Call for Papers: ‘Utopian Spaces’
הערת מערכת רמה: רלוונטי לסוגיות ישראליות
Graduate Conference, Simon Fraser University
November 23-25, 2018
Deadline for Submissions: August 31, 2018
KEYNOTE SPEAKERS: GEOFF MANN, AJAMU NANGWAYA, SHERRYL VINT
PLENARY PANEL: PATRICIA BARKASKAS, TIFFANY MULLER MYRDAHL, JERRY ZASLOVE; MODERATOR KIM BEAUCHESNE
Contours Journal and the Institute for the Humanities at Simon Fraser University invite proposals on the theme of ‘Utopian Spaces.’ For this upcoming interdisciplinary graduate conference, we hope to reinvigorate conceptions of the often stigmatized category of utopia – the notion that things could be otherwise, the collective desire for a radical alternative – as they pertain to social space. We invite speakers to explore instances of utopian speculation and problem-solving and their significance in a wider historical context.

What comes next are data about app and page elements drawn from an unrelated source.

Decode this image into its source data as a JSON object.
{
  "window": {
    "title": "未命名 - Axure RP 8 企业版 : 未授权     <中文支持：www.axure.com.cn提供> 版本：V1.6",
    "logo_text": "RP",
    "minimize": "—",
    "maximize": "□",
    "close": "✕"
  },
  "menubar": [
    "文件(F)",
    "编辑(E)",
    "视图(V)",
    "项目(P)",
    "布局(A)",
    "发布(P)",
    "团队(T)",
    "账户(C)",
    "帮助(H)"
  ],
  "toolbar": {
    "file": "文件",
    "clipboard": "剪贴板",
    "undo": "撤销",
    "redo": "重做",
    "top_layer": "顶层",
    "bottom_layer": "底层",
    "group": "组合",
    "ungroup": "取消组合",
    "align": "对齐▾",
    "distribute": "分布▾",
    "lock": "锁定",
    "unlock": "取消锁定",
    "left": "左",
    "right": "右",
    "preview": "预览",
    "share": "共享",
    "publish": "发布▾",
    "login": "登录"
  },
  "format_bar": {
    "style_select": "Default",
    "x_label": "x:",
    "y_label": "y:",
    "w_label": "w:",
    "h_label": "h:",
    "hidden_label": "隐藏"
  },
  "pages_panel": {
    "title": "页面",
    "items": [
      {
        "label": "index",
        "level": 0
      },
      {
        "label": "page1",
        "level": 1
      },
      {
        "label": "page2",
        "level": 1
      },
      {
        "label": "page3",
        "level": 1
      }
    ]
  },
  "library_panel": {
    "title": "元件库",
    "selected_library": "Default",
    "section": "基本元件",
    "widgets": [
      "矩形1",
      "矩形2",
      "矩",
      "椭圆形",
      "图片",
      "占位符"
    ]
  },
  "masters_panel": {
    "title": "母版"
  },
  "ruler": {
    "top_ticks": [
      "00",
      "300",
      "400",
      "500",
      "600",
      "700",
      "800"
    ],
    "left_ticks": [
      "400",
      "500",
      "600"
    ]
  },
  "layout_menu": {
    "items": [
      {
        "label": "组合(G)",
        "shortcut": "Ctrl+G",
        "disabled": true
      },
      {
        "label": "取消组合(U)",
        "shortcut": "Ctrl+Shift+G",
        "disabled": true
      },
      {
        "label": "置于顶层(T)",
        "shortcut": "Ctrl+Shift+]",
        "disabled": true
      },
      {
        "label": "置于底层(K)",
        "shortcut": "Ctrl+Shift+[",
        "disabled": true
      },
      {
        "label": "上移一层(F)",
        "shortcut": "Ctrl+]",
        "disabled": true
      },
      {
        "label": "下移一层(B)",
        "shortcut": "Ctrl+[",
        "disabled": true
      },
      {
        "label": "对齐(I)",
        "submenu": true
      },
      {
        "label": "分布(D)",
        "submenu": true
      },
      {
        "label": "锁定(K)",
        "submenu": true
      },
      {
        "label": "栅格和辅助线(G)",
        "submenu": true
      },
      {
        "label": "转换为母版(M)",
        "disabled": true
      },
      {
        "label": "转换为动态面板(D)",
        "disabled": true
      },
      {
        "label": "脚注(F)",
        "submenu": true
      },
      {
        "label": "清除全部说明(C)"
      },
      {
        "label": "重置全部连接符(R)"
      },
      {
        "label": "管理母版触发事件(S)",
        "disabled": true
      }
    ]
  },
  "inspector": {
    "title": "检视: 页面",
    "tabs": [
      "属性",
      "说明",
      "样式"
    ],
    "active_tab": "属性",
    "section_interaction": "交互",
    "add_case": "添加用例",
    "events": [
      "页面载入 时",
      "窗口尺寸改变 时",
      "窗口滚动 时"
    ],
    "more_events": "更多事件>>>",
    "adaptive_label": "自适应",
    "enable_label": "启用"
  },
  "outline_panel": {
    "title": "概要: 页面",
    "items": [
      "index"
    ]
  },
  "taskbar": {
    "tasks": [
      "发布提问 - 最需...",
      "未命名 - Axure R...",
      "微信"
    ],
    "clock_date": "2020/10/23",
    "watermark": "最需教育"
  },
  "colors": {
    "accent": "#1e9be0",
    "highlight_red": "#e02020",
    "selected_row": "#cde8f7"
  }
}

We can look to the past and the present for concrete applications of the utopian: from the Paris Commune of 1871 and Red Vienna, to ‘Global 1968,’ to the recent mass uprisings in Tahrir Square and Gezi Park; from the citizenship schools of the US civil rights movement, to the Black Panthers’ provision of social services and communal self-defence in Oakland, CA, to the Black Lives Matter movement, or the Jackson Plan in Jackson, MS. We can consider the current rise of indigenous-led activism: the Idle No More movement, artistic projects (such as REDress) about the crisis of missing and murdered indigenous women, and resistance to the construction and expansion of pipelines, exemplified by the re-occupations of the Unist’ot’en camp, Camp Cloud, the Kwekwecnewtxw Watch House, and the Tiny House Warriors in BC. Meanwhile, utopian demands have surfaced in a variety of feminist struggles: the social media fury of #MeToo, or the boots on the ground, revolutionary feminist socialism in Rojava and of the ELZN in Chiapas.
What all these movements of resistance arguably have in common is a utopian contestation of social space, where alternative spaces and lines of flight are projected and constructed in response to systemic forms of injustice and oppression. We propose to think utopia in spatial terms, and space in utopian terms, allowing for the elucidation of transformative potentialities. Yet the utopian space or enclave is just as likely to veer into dystopia. Utopia and dystopia coexist, interact, and conflict, reflecting unmet needs and desires. We are therefore interested in the convergences and tensions between the utopian and dystopian, in terms of both existent and envisioned representations of such spaces.
We would like to frame utopian spaces in relation to the following clusters:
- Occupied Spaces: Historically, what unique forms of resistance have reclaimed space and provided pathways for praxis? What can we learn from the successes and failures of Occupy Wall Street and subsequent ‘Occupy’ incarnations such as Occupy ICE, or the ongoing blockades by France’s Zone to Defend (ZAD) communities? How is colonial … read more